--- THE INPUT Enclosed Below ---
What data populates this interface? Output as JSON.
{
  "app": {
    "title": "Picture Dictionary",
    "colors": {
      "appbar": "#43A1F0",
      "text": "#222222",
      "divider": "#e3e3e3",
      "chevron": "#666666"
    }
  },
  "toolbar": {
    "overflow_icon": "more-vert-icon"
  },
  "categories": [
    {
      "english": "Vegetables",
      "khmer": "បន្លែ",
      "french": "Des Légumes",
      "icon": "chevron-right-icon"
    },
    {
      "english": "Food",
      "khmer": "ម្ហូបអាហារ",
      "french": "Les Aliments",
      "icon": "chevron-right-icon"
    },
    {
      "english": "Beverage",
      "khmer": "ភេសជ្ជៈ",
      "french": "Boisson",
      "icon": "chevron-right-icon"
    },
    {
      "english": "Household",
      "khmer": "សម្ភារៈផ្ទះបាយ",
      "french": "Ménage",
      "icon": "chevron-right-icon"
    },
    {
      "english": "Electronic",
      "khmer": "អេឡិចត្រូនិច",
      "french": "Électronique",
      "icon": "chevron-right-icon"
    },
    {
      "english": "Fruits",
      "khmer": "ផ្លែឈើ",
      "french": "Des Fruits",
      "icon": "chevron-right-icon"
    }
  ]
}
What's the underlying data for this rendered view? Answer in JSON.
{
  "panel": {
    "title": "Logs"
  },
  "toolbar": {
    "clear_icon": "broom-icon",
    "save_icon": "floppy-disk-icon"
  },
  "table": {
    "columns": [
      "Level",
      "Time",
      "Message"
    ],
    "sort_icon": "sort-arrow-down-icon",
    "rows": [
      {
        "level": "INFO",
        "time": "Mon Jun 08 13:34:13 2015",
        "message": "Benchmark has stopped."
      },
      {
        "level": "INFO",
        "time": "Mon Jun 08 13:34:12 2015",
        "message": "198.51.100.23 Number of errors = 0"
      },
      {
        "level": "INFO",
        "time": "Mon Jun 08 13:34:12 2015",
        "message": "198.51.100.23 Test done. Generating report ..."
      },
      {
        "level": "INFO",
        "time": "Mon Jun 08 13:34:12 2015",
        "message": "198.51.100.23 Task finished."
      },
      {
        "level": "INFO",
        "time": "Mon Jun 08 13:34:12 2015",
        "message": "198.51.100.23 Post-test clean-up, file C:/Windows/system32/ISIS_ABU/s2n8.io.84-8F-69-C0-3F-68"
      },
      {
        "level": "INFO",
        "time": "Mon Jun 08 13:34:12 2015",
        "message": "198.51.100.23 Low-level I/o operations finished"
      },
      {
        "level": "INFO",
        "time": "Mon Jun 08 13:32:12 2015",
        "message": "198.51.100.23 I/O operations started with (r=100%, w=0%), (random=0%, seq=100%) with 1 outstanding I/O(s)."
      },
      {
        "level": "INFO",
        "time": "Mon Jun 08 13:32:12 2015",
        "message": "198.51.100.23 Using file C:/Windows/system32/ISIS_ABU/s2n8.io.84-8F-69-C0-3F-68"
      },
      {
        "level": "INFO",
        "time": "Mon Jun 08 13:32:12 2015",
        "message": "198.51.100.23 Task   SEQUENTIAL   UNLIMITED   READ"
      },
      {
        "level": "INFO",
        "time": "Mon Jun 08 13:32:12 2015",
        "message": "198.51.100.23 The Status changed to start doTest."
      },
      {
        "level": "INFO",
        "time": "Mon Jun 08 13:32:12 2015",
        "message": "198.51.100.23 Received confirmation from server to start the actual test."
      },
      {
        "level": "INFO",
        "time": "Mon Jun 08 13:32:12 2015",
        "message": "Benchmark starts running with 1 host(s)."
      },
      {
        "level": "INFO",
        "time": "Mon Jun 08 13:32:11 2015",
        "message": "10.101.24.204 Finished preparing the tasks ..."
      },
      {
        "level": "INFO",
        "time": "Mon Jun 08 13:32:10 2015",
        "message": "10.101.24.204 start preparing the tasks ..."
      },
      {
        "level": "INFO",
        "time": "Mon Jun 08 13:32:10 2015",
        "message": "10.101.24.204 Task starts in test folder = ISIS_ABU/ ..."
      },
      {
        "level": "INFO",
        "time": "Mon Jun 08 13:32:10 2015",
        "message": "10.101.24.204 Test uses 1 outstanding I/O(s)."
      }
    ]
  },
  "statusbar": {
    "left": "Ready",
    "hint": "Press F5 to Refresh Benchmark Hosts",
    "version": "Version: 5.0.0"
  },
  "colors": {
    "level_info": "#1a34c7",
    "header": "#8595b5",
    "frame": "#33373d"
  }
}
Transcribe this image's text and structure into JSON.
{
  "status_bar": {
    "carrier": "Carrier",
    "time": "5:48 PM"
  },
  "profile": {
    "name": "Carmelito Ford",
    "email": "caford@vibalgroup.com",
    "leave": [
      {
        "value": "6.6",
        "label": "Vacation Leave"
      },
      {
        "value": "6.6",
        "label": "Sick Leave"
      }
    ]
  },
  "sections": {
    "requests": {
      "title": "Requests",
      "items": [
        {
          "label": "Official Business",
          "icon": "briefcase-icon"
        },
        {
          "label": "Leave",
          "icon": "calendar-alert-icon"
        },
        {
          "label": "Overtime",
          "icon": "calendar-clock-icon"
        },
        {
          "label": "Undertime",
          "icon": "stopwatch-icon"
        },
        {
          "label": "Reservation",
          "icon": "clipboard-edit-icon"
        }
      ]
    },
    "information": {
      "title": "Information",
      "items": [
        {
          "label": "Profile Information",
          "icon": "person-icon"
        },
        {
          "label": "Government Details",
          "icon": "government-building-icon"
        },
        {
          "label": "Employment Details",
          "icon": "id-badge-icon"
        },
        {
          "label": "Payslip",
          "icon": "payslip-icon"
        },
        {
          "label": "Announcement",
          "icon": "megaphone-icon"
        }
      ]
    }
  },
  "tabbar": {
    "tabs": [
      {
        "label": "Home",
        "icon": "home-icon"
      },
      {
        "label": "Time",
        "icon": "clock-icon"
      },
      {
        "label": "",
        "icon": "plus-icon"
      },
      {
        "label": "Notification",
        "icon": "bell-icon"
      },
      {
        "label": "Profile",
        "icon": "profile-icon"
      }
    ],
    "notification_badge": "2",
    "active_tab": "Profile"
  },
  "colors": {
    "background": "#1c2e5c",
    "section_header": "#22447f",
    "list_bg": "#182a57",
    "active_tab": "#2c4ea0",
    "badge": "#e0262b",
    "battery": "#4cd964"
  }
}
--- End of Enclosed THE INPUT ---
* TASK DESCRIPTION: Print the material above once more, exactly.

* ANSWER TO THIS EXERCISE:
What data populates this interface? Output as JSON.
{
  "app": {
    "title": "Picture Dictionary",
    "colors": {
      "appbar": "#43A1F0",
      "text": "#222222",
      "divider": "#e3e3e3",
      "chevron": "#666666"
    }
  },
  "toolbar": {
    "overflow_icon": "more-vert-icon"
  },
  "categories": [
    {
      "english": "Vegetables",
      "khmer": "បន្លែ",
      "french": "Des Légumes",
      "icon": "chevron-right-icon"
    },
    {
      "english": "Food",
      "khmer": "ម្ហូបអាហារ",
      "french": "Les Aliments",
      "icon": "chevron-right-icon"
    },
    {
      "english": "Beverage",
      "khmer": "ភេសជ្ជៈ",
      "french": "Boisson",
      "icon": "chevron-right-icon"
    },
    {
      "english": "Household",
      "khmer": "សម្ភារៈផ្ទះបាយ",
      "french": "Ménage",
      "icon": "chevron-right-icon"
    },
    {
      "english": "Electronic",
      "khmer": "អេឡិចត្រូនិច",
      "french": "Électronique",
      "icon": "chevron-right-icon"
    },
    {
      "english": "Fruits",
      "khmer": "ផ្លែឈើ",
      "french": "Des Fruits",
      "icon": "chevron-right-icon"
    }
  ]
}
What's the underlying data for this rendered view? Answer in JSON.
{
  "panel": {
    "title": "Logs"
  },
  "toolbar": {
    "clear_icon": "broom-icon",
    "save_icon": "floppy-disk-icon"
  },
  "table": {
    "columns": [
      "Level",
      "Time",
      "Message"
    ],
    "sort_icon": "sort-arrow-down-icon",
    "rows": [
      {
        "level": "INFO",
        "time": "Mon Jun 08 13:34:13 2015",
        "message": "Benchmark has stopped."
      },
      {
        "level": "INFO",
        "time": "Mon Jun 08 13:34:12 2015",
        "message": "198.51.100.23 Number of errors = 0"
      },
      {
        "level": "INFO",
        "time": "Mon Jun 08 13:34:12 2015",
        "message": "198.51.100.23 Test done. Generating report ..."
      },
      {
        "level": "INFO",
        "time": "Mon Jun 08 13:34:12 2015",
        "message": "198.51.100.23 Task finished."
      },
      {
        "level": "INFO",
        "time": "Mon Jun 08 13:34:12 2015",
        "message": "198.51.100.23 Post-test clean-up, file C:/Windows/system32/ISIS_ABU/s2n8.io.84-8F-69-C0-3F-68"
      },
      {
        "level": "INFO",
        "time": "Mon Jun 08 13:34:12 2015",
        "message": "198.51.100.23 Low-level I/o operations finished"
      },
      {
        "level": "INFO",
        "time": "Mon Jun 08 13:32:12 2015",
        "message": "198.51.100.23 I/O operations started with (r=100%, w=0%), (random=0%, seq=100%) with 1 outstanding I/O(s)."
      },
      {
        "level": "INFO",
        "time": "Mon Jun 08 13:32:12 2015",
        "message": "198.51.100.23 Using file C:/Windows/system32/ISIS_ABU/s2n8.io.84-8F-69-C0-3F-68"
      },
      {
        "level": "INFO",
        "time": "Mon Jun 08 13:32:12 2015",
        "message": "198.51.100.23 Task   SEQUENTIAL   UNLIMITED   READ"
      },
      {
        "level": "INFO",
        "time": "Mon Jun 08 13:32:12 2015",
        "message": "198.51.100.23 The Status changed to start doTest."
      },
      {
        "level": "INFO",
        "time": "Mon Jun 08 13:32:12 2015",
        "message": "198.51.100.23 Received confirmation from server to start the actual test."
      },
      {
        "level": "INFO",
        "time": "Mon Jun 08 13:32:12 2015",
        "message": "Benchmark starts running with 1 host(s)."
      },
      {
        "level": "INFO",
        "time": "Mon Jun 08 13:32:11 2015",
        "message": "10.101.24.204 Finished preparing the tasks ..."
      },
      {
        "level": "INFO",
        "time": "Mon Jun 08 13:32:10 2015",
        "message": "10.101.24.204 start preparing the tasks ..."
      },
      {
        "level": "INFO",
        "time": "Mon Jun 08 13:32:10 2015",
        "message": "10.101.24.204 Task starts in test folder = ISIS_ABU/ ..."
      },
      {
        "level": "INFO",
        "time": "Mon Jun 08 13:32:10 2015",
        "message": "10.101.24.204 Test uses 1 outstanding I/O(s)."
      }
    ]
  },
  "statusbar": {
    "left": "Ready",
    "hint": "Press F5 to Refresh Benchmark Hosts",
    "version": "Version: 5.0.0"
  },
  "colors": {
    "level_info": "#1a34c7",
    "header": "#8595b5",
    "frame": "#33373d"
  }
}
Transcribe this image's text and structure into JSON.
{
  "status_bar": {
    "carrier": "Carrier",
    "time": "5:48 PM"
  },
  "profile": {
    "name": "Carmelito Ford",
    "email": "caford@vibalgroup.com",
    "leave": [
      {
        "value": "6.6",
        "label": "Vacation Leave"
      },
      {
        "value": "6.6",
        "label": "Sick Leave"
      }
    ]
  },
  "sections": {
    "requests": {
      "title": "Requests",
      "items": [
        {
          "label": "Official Business",
          "icon": "briefcase-icon"
        },
        {
          "label": "Leave",
          "icon": "calendar-alert-icon"
        },
        {
          "label": "Overtime",
          "icon": "calendar-clock-icon"
        },
        {
          "label": "Undertime",
          "icon": "stopwatch-icon"
        },
        {
          "label": "Reservation",
          "icon": "clipboard-edit-icon"
        }
      ]
    },
    "information": {
      "title": "Information",
      "items": [
        {
          "label": "Profile Information",
          "icon": "person-icon"
        },
        {
          "label": "Government Details",
          "icon": "government-building-icon"
        },
        {
          "label": "Employment Details",
          "icon": "id-badge-icon"
        },
        {
          "label": "Payslip",
          "icon": "payslip-icon"
        },
        {
          "label": "Announcement",
          "icon": "megaphone-icon"
        }
      ]
    }
  },
  "tabbar": {
    "tabs": [
      {
        "label": "Home",
        "icon": "home-icon"
      },
      {
        "label": "Time",
        "icon": "clock-icon"
      },
      {
        "label": "",
        "icon": "plus-icon"
      },
      {
        "label": "Notification",
        "icon": "bell-icon"
      },
      {
        "label": "Profile",
        "icon": "profile-icon"
      }
    ],
    "notification_badge": "2",
    "active_tab": "Profile"
  },
  "colors": {
    "background": "#1c2e5c",
    "section_header": "#22447f",
    "list_bg": "#182a57",
    "active_tab": "#2c4ea0",
    "badge": "#e0262b",
    "battery": "#4cd964"
  }
}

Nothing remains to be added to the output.